    ABSTRACT: Several case-control studies have evaluated associations between maternal smoking, alcohol consumption and illicit drug use during pregnancy and risk of childhood leukaemia. Few studies have specifically focused on infants (<1 year) with leukaemia, a group that is biologically and clinically distinct from older children. We present data from a Children's Oncology Group case-control study of 443 infants diagnosed with acute leukaemia [including acute lymphoblastic leukaemia (ALL) and acute myeloid leukaemia (AML)] between 1996 and 2006 and 324 population controls. Mothers were queried about their cigarette, alcohol and illicit drug use 1 year before and throughout pregnancy. Odds ratios (ORs) and 95% confidence intervals [CI] were calculated using adjusted unconditional logistic regression models. Maternal smoking (>1 cigarette/day) and illicit drug use (any amount) before and/or during pregnancy were not significantly associated with infant leukaemia. Alcohol use (>1 drink/week) during pregnancy was inversely associated with infant leukaemia overall [OR = 0.64; 95% CI 0.43, 0.94], AML [OR = 0.49; 95% CI 0.28, 0.87], and leukaemia with mixed lineage leukaemia gene rearrangements ('MLL+') [OR = 0.59; 95% CI 0.36, 0.97]. While our results agree with the fairly consistent evidence that maternal cigarette smoking is not associated with childhood leukaemia, the data regarding alcohol and illicit drug use are not consistent with prior reports and are difficult to interpret. It is possible that unhealthy maternal behaviours during pregnancy, some of which carry potential legal consequences, may not be adequately measured using only self-report. Future case-control studies of childhood leukaemia that pursue these exposures may benefit from incorporation of validated instruments and/or biomarkers when feasible.
    Paediatric and Perinatal Epidemiology 11/2011; 25(6):559-65. DOI:10.1111/j.1365-3016.2011.01229.x · 2.81 Impact Factor
  • [Show abstract] [Hide abstract]

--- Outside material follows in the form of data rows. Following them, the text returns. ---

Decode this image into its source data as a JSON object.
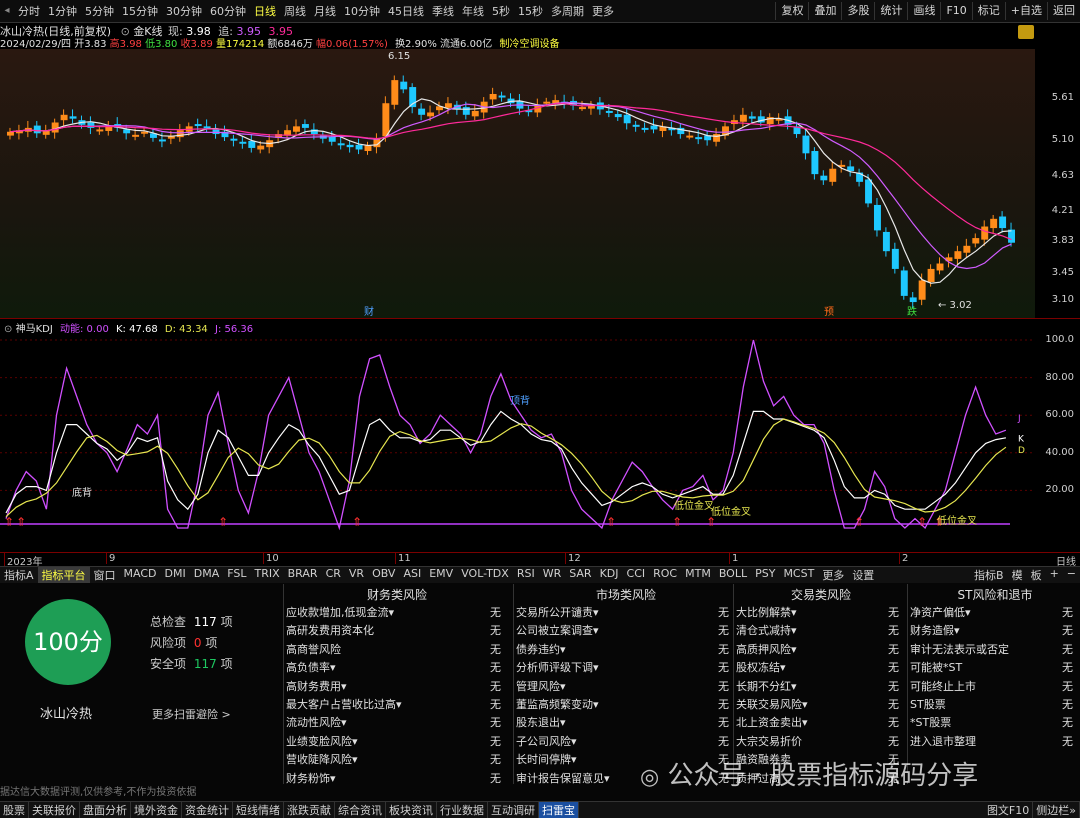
{
  "toolbar": {
    "periods": [
      "分时",
      "1分钟",
      "5分钟",
      "15分钟",
      "30分钟",
      "60分钟",
      "日线",
      "周线",
      "月线",
      "10分钟",
      "45日线",
      "季线",
      "年线",
      "5秒",
      "15秒",
      "多周期",
      "更多"
    ],
    "active_period": "日线",
    "right_buttons": [
      "复权",
      "叠加",
      "多股",
      "统计",
      "画线",
      "F10",
      "标记",
      "+自选",
      "返回"
    ]
  },
  "info": {
    "stock_title": "冰山冷热(日线,前复权)",
    "indicator": "金K线",
    "price_label": "现:",
    "price": "3.98",
    "ma_label": "追:",
    "ma_value": "3.95",
    "ma_value2": "3.95",
    "date": "2024/02/29/四",
    "open": "开3.83",
    "high": "高3.98",
    "low": "低3.80",
    "close": "收3.89",
    "volume": "量174214",
    "amount": "额6846万",
    "change": "幅0.06(1.57%)",
    "turnover": "换2.90%",
    "float": "流通6.00亿",
    "tag": "制冷空调设备"
  },
  "main_axis": [
    "5.61",
    "5.10",
    "4.63",
    "4.21",
    "3.83",
    "3.45",
    "3.10"
  ],
  "annotations": {
    "high_mark": "6.15",
    "low_mark": "3.02",
    "cai": "财",
    "yu": "预",
    "die": "跌"
  },
  "kdj": {
    "title": "神马KDJ",
    "dn_label": "动能:",
    "dn": "0.00",
    "k": "K: 47.68",
    "d": "D: 43.34",
    "j": "J: 56.36",
    "axis": [
      "100.0",
      "80.00",
      "60.00",
      "40.00",
      "20.00"
    ],
    "labels": {
      "dibei": "底背",
      "dingbei": "顶背",
      "jc1": "低位金叉",
      "jc2": "低位金叉",
      "jc3": "低位金叉"
    },
    "months": [
      "2023年",
      "9",
      "10",
      "11",
      "12",
      "1",
      "2"
    ],
    "end_labels": [
      "J",
      "K",
      "D"
    ]
  },
  "tab_bar": {
    "items": [
      "指标A",
      "指标平台",
      "窗口",
      "MACD",
      "DMI",
      "DMA",
      "FSL",
      "TRIX",
      "BRAR",
      "CR",
      "VR",
      "OBV",
      "ASI",
      "EMV",
      "VOL-TDX",
      "RSI",
      "WR",
      "SAR",
      "KDJ",
      "CCI",
      "ROC",
      "MTM",
      "BOLL",
      "PSY",
      "MCST",
      "更多",
      "设置"
    ],
    "active": "指标平台",
    "right": [
      "指标B",
      "模",
      "板",
      "+",
      "−"
    ],
    "date_scroll": "日线"
  },
  "risk": {
    "score": "100分",
    "stock_name": "冰山冷热",
    "total_label": "总检查",
    "total": "117",
    "total_unit": "项",
    "risk_label": "风险项",
    "risk_count": "0",
    "risk_unit": "项",
    "safe_label": "安全项",
    "safe_count": "117",
    "safe_unit": "项",
    "more_link": "更多扫雷避险 >",
    "disclaimer": "据达信大数据评测,仅供参考,不作为投资依据",
    "columns": [
      {
        "title": "财务类风险",
        "items": [
          "应收款增加,低现金流▾",
          "高研发费用资本化",
          "高商誉风险",
          "高负债率▾",
          "高财务费用▾",
          "最大客户占营收比过高▾",
          "流动性风险▾",
          "业绩变脸风险▾",
          "营收陡降风险▾",
          "财务粉饰▾"
        ],
        "values": [
          "无",
          "无",
          "无",
          "无",
          "无",
          "无",
          "无",
          "无",
          "无",
          "无"
        ]
      },
      {
        "title": "市场类风险",
        "items": [
          "交易所公开谴责▾",
          "公司被立案调查▾",
          "债券违约▾",
          "分析师评级下调▾",
          "管理风险▾",
          "董监高频繁变动▾",
          "股东退出▾",
          "子公司风险▾",
          "长时间停牌▾",
          "审计报告保留意见▾"
        ],
        "values": [
          "无",
          "无",
          "无",
          "无",
          "无",
          "无",
          "无",
          "无",
          "无",
          "无"
        ]
      },
      {
        "title": "交易类风险",
        "items": [
          "大比例解禁▾",
          "清仓式减持▾",
          "高质押风险▾",
          "股权冻结▾",
          "长期不分红▾",
          "关联交易风险▾",
          "北上资金卖出▾",
          "大宗交易折价",
          "融资融券卖",
          "质押过高"
        ],
        "values": [
          "无",
          "无",
          "无",
          "无",
          "无",
          "无",
          "无",
          "无",
          "无",
          "无"
        ]
      },
      {
        "title": "ST风险和退市",
        "items": [
          "净资产偏低▾",
          "财务造假▾",
          "审计无法表示或否定",
          "可能被*ST",
          "可能终止上市",
          "ST股票",
          "*ST股票",
          "进入退市整理"
        ],
        "values": [
          "无",
          "无",
          "无",
          "无",
          "无",
          "无",
          "无",
          "无"
        ]
      }
    ]
  },
  "watermark": "公众号 · 股票指标源码分享",
  "bottom_bar": {
    "items": [
      "股票",
      "关联报价",
      "盘面分析",
      "境外资金",
      "资金统计",
      "短线情绪",
      "涨跌贡献",
      "综合资讯",
      "板块资讯",
      "行业数据",
      "互动调研",
      "扫雷宝"
    ],
    "active": "扫雷宝",
    "right": [
      "图文F10",
      "侧边栏»"
    ]
  },
  "colors": {
    "up": "#ff8c1a",
    "down": "#1ec8ff",
    "ma_white": "#e8e8e8",
    "ma_purple": "#d05cff",
    "ma_pink": "#ff2a9a",
    "k_line": "#ffffff",
    "d_line": "#e6e650",
    "j_line": "#d050ff",
    "safe_green": "#1e9e55",
    "risk_red": "#ff3030"
  }
}
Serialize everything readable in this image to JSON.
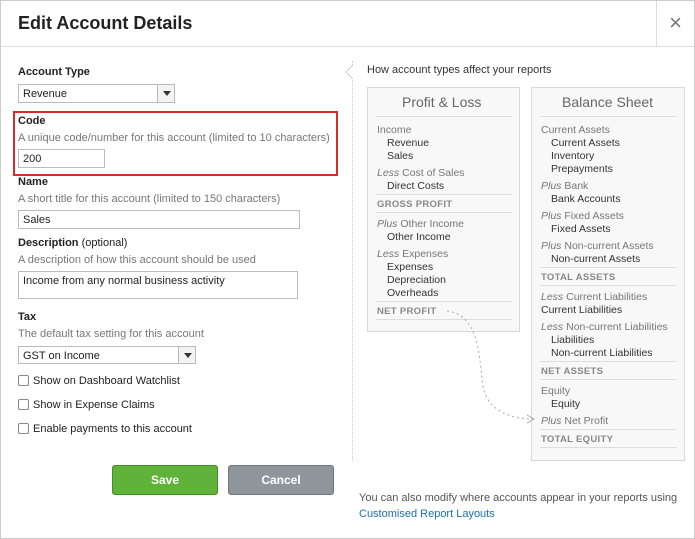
{
  "dialog": {
    "title": "Edit Account Details",
    "close_label": "×"
  },
  "form": {
    "account_type": {
      "label": "Account Type",
      "value": "Revenue"
    },
    "code": {
      "label": "Code",
      "hint": "A unique code/number for this account (limited to 10 characters)",
      "value": "200"
    },
    "name": {
      "label": "Name",
      "hint": "A short title for this account (limited to 150 characters)",
      "value": "Sales"
    },
    "description": {
      "label": "Description",
      "optional": "(optional)",
      "hint": "A description of how this account should be used",
      "value": "Income from any normal business activity"
    },
    "tax": {
      "label": "Tax",
      "hint": "The default tax setting for this account",
      "value": "GST on Income"
    },
    "checkboxes": [
      {
        "label": "Show on Dashboard Watchlist",
        "checked": false
      },
      {
        "label": "Show in Expense Claims",
        "checked": false
      },
      {
        "label": "Enable payments to this account",
        "checked": false
      }
    ],
    "save_label": "Save",
    "cancel_label": "Cancel"
  },
  "info": {
    "title": "How account types affect your reports",
    "pl": {
      "title": "Profit & Loss",
      "income": "Income",
      "revenue": "Revenue",
      "sales": "Sales",
      "less": "Less",
      "cost_of_sales": "Cost of Sales",
      "direct_costs": "Direct Costs",
      "gross_profit": "GROSS PROFIT",
      "plus": "Plus",
      "other_income_head": "Other Income",
      "other_income": "Other Income",
      "less2": "Less",
      "expenses_head": "Expenses",
      "expenses": "Expenses",
      "depreciation": "Depreciation",
      "overheads": "Overheads",
      "net_profit": "NET PROFIT"
    },
    "bs": {
      "title": "Balance Sheet",
      "current_assets_head": "Current Assets",
      "current_assets": "Current Assets",
      "inventory": "Inventory",
      "prepayments": "Prepayments",
      "plus_bank": "Plus",
      "bank_head": "Bank",
      "bank_accounts": "Bank Accounts",
      "plus_fixed": "Plus",
      "fixed_head": "Fixed Assets",
      "fixed_assets": "Fixed Assets",
      "plus_noncurrent": "Plus",
      "noncurrent_head": "Non-current Assets",
      "noncurrent_assets": "Non-current Assets",
      "total_assets": "TOTAL ASSETS",
      "less_cl": "Less",
      "cl_head": "Current Liabilities",
      "current_liabilities": "Current Liabilities",
      "less_ncl": "Less",
      "ncl_head": "Non-current Liabilities",
      "liabilities": "Liabilities",
      "noncurrent_liabilities": "Non-current Liabilities",
      "net_assets": "NET ASSETS",
      "equity_head": "Equity",
      "equity": "Equity",
      "plus_np": "Plus",
      "net_profit": "Net Profit",
      "total_equity": "TOTAL EQUITY"
    },
    "footnote_text": "You can also modify where accounts appear in your reports using ",
    "footnote_link": "Customised Report Layouts"
  }
}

    ABSTRACT: In a case-control study of infant leukaemia, we assessed agreement between medical records and mother's self-reported pregnancy-related conditions and procedures and infant treatments. Interview and medical record data were available for 234 case and 215 control mothers. Sensitivity, specificity and predictive values for maternal report were estimated for case and control mothers separately, taking the medical record as correct. For most perinatal conditions, sensitivity and specificity were over 75%. Low sensitivity was observed for maternal protein or albumin in the urine (cases: 12% [95% exact confidence interval (CI) 8%, 18%]; controls: 11% [95% CI 7%, 17%]) and infant supplemental oxygen use (cases: 25% [95% CI 11%, 43%]; controls: 24% [95% CI 13%, 37%]). Low specificity was found for peripheral oedema (cases: 47% [95% CI 37%, 58%]; controls: 54% [95% CI 43%, 64%]). Sensitivity for maternal hypertension appeared much lower for cases (cases: 46% [95% CI 28%, 66%]; controls: 90% [95% CI 70%, 99%]; P = 0.003). We did not detect other case-control differences in recall (differentiality), even though the average time between childbirth and interview was 2.7 years for case and 3.7 years for control mothers. Many conditions exhibited notable differences between interview and records. We recommend use of multiple measurement sources to allow both cross-checking and synthesis of results into more accurate measures.
    Paediatric and Perinatal Epidemiology 11/2011; 25(6):540-8. DOI:10.1111/j.1365-3016.2011.01226.x · 2.81 Impact Factor